The government recognises this problem and has set minimum standards for insulation, in order to contribute to its target to reduce greenhouse gas emissions by 80 per cent by 2050. Subsequently, it is important to ensure that any alterations undertaken adhere to the latest thermal efficiency standards as outlined by Approved Document L1B of the Building Regulations. These guidelines offer technical advice, with respect to the conservation of fuel and power, to ensure that extensions to existing dwellings meet recommended minimum thermal performance standards.
This is great, but at Easy Green Towers we not only want to keep our friendly Building Inspector happy by meeting the minimum requirements of the Building Regulations, we also plan to use the greenest products wherever possible.
Thankfully this is where the experts at thinkinsulation.com have been able to help. Hearing about our project to extend and improve our home, thinkinsulation.com first explained that the energy performance of a wall is determined by calculating its U-value, which is a measure of how much heat will flow through the wall. The lower the U-value the better, as this indicates a more energy efficient and better insulated wall construction.
The installation of full-fill glass mineral wool insulation into the cavity is instrumental in achieving the target U-value of 0.28 W/m2K and thinkinsulation.com were not only able to recommend but also kindly supplied the latest cavity wall insulation for us to trial, Earthwool Dritherm Cavity Slabs by leading manufacturer Knauf.
Earthwool DriTherm Cavity Slabs, provide a cost effective solution. They are made from non-combustible glass mineral wool and knit together at the joints of the cavity, preventing air movement and infiltration through or around the insulation, ensuring optimal thermal performance.
Certified by the British Board of Agrèment (BBA), Earthwool DriTherm Cavity Slabs contain a water-repellent silicone additive to prevent the insulation from transmitting water or moisture from the outer to the inner leaf, and are certified for use in all exposure zones.
Earthwool DriTherm Cavity Slabs also boast superior environmental credentials as they are made using recycled glass bottles and manufactured with ECOSE® Technology, a unique formaldehyde-free binder based on rapidly renewable materials instead of petro-based chemicals. Earthwool DriTherm Cavity Slabs have Zero Global Warming Potential, Zero Ozone Depletion Potential, and have an A+ generic BRE Green Guide Rating.
For added confidence, Earthwool DriTherm Cavity Slabs also come with a 50 Year Guarantee, which covers thermal conductivity and water resistance.
Safe in the knowledge we had the correct specification, how did we find actually using the product?
The Earthwool Dritherm Cavity slabs come shrink wrapped in bales, which is great for storing on site since it keeps the insulation nice and dry.
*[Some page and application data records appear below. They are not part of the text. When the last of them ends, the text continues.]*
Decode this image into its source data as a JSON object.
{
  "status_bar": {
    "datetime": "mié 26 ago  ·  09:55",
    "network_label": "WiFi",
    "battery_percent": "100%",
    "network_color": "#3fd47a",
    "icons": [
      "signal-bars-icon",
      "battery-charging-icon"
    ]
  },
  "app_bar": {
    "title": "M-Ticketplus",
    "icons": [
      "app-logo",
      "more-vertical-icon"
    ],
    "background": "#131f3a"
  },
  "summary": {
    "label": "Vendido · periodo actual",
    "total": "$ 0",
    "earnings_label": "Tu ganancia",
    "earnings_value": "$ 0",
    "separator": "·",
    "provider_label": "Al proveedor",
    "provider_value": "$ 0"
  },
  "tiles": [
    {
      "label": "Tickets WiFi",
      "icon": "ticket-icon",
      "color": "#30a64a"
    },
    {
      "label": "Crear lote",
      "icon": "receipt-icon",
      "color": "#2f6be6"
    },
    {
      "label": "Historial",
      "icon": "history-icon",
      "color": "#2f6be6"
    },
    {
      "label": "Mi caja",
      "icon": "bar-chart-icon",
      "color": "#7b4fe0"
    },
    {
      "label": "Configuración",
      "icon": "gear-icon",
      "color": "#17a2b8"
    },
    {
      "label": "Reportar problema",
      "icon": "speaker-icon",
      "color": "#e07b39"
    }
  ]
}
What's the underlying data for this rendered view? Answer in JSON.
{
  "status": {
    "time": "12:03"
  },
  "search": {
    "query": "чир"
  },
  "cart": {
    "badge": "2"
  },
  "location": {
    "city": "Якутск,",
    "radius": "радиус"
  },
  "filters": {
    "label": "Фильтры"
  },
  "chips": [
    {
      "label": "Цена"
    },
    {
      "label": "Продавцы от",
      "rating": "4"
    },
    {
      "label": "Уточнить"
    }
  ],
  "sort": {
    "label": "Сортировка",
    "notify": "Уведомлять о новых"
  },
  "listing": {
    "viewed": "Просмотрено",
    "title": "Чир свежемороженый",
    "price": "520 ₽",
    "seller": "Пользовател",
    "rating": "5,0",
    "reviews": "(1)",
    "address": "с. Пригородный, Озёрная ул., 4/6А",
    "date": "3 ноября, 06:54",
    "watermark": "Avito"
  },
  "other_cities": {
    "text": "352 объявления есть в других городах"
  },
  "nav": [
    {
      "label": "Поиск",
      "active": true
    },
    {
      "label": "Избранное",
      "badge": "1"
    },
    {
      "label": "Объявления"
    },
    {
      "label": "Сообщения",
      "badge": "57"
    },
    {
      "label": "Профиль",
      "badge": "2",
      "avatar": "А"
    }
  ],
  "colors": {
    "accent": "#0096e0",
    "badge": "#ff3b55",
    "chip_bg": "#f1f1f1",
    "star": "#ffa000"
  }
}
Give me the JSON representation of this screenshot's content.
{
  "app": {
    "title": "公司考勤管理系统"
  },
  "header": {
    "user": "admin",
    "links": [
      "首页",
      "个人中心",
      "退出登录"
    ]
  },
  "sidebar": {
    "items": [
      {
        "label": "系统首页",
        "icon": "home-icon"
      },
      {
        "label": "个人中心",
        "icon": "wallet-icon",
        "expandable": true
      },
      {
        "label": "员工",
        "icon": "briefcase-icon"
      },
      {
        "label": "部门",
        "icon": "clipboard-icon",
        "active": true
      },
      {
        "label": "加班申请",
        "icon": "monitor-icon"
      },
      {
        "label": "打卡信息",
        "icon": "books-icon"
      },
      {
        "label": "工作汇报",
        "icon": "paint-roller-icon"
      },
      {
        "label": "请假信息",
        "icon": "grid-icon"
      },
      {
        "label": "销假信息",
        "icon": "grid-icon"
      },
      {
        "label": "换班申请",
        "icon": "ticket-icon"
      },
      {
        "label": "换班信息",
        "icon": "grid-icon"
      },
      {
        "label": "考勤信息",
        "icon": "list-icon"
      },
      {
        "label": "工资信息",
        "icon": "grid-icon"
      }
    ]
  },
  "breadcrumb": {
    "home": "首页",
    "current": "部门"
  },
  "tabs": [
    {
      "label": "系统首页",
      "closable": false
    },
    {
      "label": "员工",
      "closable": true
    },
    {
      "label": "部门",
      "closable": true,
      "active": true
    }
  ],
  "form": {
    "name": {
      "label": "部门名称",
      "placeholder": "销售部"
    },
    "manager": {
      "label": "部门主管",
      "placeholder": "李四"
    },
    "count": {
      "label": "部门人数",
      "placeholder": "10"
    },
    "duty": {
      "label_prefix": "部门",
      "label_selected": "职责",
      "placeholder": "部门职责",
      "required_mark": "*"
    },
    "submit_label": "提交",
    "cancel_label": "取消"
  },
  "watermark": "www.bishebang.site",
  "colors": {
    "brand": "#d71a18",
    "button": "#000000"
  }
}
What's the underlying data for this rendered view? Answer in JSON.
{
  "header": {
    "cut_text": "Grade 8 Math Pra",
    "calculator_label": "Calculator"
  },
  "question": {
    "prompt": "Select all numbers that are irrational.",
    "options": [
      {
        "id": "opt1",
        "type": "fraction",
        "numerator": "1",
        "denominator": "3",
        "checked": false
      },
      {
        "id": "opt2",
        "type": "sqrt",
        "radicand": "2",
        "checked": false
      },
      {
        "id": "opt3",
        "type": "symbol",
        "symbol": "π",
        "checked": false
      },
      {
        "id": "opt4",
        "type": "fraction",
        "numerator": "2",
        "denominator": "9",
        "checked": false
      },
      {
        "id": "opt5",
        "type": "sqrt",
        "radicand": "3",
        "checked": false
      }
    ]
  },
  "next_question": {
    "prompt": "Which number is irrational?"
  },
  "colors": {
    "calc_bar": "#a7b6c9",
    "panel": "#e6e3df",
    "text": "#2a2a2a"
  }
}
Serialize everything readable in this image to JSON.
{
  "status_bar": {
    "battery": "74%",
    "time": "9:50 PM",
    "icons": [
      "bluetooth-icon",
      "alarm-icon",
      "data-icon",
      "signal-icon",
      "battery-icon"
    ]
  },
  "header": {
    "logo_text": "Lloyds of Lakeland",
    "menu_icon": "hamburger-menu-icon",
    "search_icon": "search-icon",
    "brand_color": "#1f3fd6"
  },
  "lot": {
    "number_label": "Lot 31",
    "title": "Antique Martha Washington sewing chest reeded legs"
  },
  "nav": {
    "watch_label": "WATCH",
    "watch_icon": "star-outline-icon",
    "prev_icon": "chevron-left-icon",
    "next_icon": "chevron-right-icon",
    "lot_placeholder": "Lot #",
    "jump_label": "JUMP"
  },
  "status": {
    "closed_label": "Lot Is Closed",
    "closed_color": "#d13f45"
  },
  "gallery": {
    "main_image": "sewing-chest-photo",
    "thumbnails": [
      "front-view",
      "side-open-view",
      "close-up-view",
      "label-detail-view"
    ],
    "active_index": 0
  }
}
Whilst the bales look quite big, they are still light enough to move around by hand. Installation itself is very simple and anyone with basic DIY skills would have no problems. Working in conjunction with our bricklayer, the insulation was fitted between the 2 layers of brickwork as the wall was constructed. Easily cut with a knife, the insulation was very easy to manipulate, particularly when care was needed to ensure the whole cavity was filled and that the slabs were fitted right into corners and window openings to avoid any ‘cold spots’.
It really is as simple as that, no mess and no waste (other than the shrink wrap packaging) and we can already feel the rosy glow from our new cavity walls – even without the roof on!
To summarise, we have been very impressed with thinkinsulation.com’s expert advice and the superior quality and usability of Knauf’s eco-friendly product. Not only is it incredibly easy to install, being manufactured from recycled glass bottles (which is fully recyclable at the end of it’s life), Earthwool is a sustainable product which is kinder on our earth’s resources, plus it’s performance is guaranteed to match the performance of it’s less green competitors at no extra cost.
We’ll be back with more eco-insulation blogs very soon as we tackle the thermal insulation of the ground floor and loft and acoustic installation of the new 1st floor, to hear how we get on with those, stay tuned.
For more information on Earthwool visit www.earthwool.co.uk or if you need more advice on how to save energy and money in the home, head over to the very informative www.thinkinsulation.com site.